By Richard Pagliaro | Tuesday, August 25, 2020
“Everything gets harder when you get older,” says Hall of Famer Martina Navratilova.
Photo credit: US Open Facebook
Security guards patrol exits of rented homes Serena Williams and Novak Djokovic occupy enforcing the US Open safety bubble.
Even elite gatekeepers can’t stop the kleptomaniac hounding Williams on her hunt for history.
The 23-time Grand Slam champion will launch her quest to claim her record seventh US Open title and match Margaret Court’s all-time record with her 24th major crown in the bubble of the Billie Jean King National Tennis Center next week.
Advancing age is the thief robbing reaction time, embezzling energy and stealing stoic focus from the 38-year-old Williams.
Hall of Famer Martina Navratilova, who was a month shy of her 50th birthday when she partnered Bob Bryan to the 2006 US Open mixed doubles championship, says “time is not on [Serena’s] side.”
The owner of 59 total Grand Slam titles believes complications caused by Williams’ advancing age is her biggest obstacle as she tries to cross the major finish line.
In a conference call with the media to promote Tennis Channel’s coverage of the US Open, which begins Monday at 10 a.m. Eastern with Navratilova, Jim Courier and Brett Haber hosting “Tennis Channel Live at the US Open” the former world No. 1 detailed why age is Williams’ biggest foe.
“Look, it was hard for me once I hit 30, and [Serena and Roger Federer are] 10 years older,” Navratilova said during her Tennis Channel conference call. “I played a lot more tennis at that point.
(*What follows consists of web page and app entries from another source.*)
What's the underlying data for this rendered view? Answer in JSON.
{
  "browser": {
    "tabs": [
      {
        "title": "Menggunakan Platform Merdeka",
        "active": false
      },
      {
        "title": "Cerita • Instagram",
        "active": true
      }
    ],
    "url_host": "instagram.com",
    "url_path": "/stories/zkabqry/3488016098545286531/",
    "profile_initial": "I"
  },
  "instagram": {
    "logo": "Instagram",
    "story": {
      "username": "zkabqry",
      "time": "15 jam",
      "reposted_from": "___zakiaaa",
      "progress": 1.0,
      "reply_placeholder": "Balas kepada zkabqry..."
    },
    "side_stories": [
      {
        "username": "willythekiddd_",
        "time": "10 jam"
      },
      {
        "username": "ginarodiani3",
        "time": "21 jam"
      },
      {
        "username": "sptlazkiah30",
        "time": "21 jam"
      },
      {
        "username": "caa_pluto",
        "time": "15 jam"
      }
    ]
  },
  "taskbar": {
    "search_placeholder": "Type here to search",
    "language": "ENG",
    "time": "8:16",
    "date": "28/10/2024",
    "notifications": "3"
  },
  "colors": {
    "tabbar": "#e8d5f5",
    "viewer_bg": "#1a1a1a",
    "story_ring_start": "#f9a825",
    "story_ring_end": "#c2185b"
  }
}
Still, everything gets harder when you get older.
“Everything takes longer: preparation, recovery, recovery from injury, the nerves get in the way more as you get older, and you slow down a little bit. No matter how hard you work, the quickness is not the same.”
Fast-twitch muscles still function, but not quite as fast after age 35, Navratilova said.
“I thought, Okay, I was just as fast,” Navratilova said. “The reaction, even though I saw the ball, I almost had to tell myself to run for it. What came naturally in your 20s and early 30s now was a struggle.”
Still, Serena, who turns 39 on September 26th, has plenty of assets to aid her in this run at history.
Six of the world’s Top 10-ranked women—including defending-champion Bianca Andreescu, who beat Williams in the 2019 US Open final—didn’t make the trip to New York. A diluted field could make her path a bit less problematic.
It’s been six years since Serena last ruled New York, but the six-time US Open champion carries a competitive ally into the Open.
The US Open court.
Laykold, the new US Open surface, shipped the same US Open court surface to Williams’ Florida home. She spent recent months training on the new court in her backyard.
The faster track rewarded Williams’ fiercest weapon—her serve—in her epic two hour, 48-minute Western & Southern Open opener yesterday. The third seed slashed 14 aces, including a 118 mph blast in the decisive tiebreaker, against one double fault and won 82 percent of her first-serve points in a sweat-soaked 7-6(6), 3-6, 7-6(0) victory over Arantxa Rus.
In addition to bringing the heat when she needed it most, Williams showed strong will and speedy wills playing some tremendous defense to extend points.
Still, how will tennis’ most famous mom recover amid potentially sweltering US Open conditions without the benefit of the energizing pro-Serena crowd?
And can the soon-to-be 39-year-old Williams either impose or explosiveness to shorten points or withstand the physical punishment of more two-hour-plus battles in the bubble?
Serena knows her performance this week will provide some answers.
“Physically I feel like I’m incredibly fit. I did hit a wall today in the second set,” said Williams, who left the court after the second set in accordance with the WTA’s heat rule. “I was so hot. That never happens. So I think physically I’m fit. Tennis is mental. You know, it’s all mental.”
The owner of a record 167 singles championships and 177 doubles titles, Navratilova knows staying power is much more than a state of mind and age can be an obstacle.
“I played doubles, finished almost 50 years old. I know that age definitely gets in the way,” Navratilova said. “It’s just a matter of how well you manage it.
“What you may lose speed-wise maybe you gain knowledge-wise, how to play points, how to manage your emotions and everything else. There’s different payoffs or different tradeoffs rather. It doesn’t get easier.
“Yeah, time is not on these guys’ side, whether it’s Roger or Serena. Time is not a friend.”
Twenty-two years after her US Open debut, Williams, who has dropped four straight Grand Slam finals, believes she’s fit enough to conquer the ultimate foe.
“I’m ready. I’m excited,” Williams said. “Like I said, I’m actually super fit and I’m super ready. I feel like I’m ready for anything.”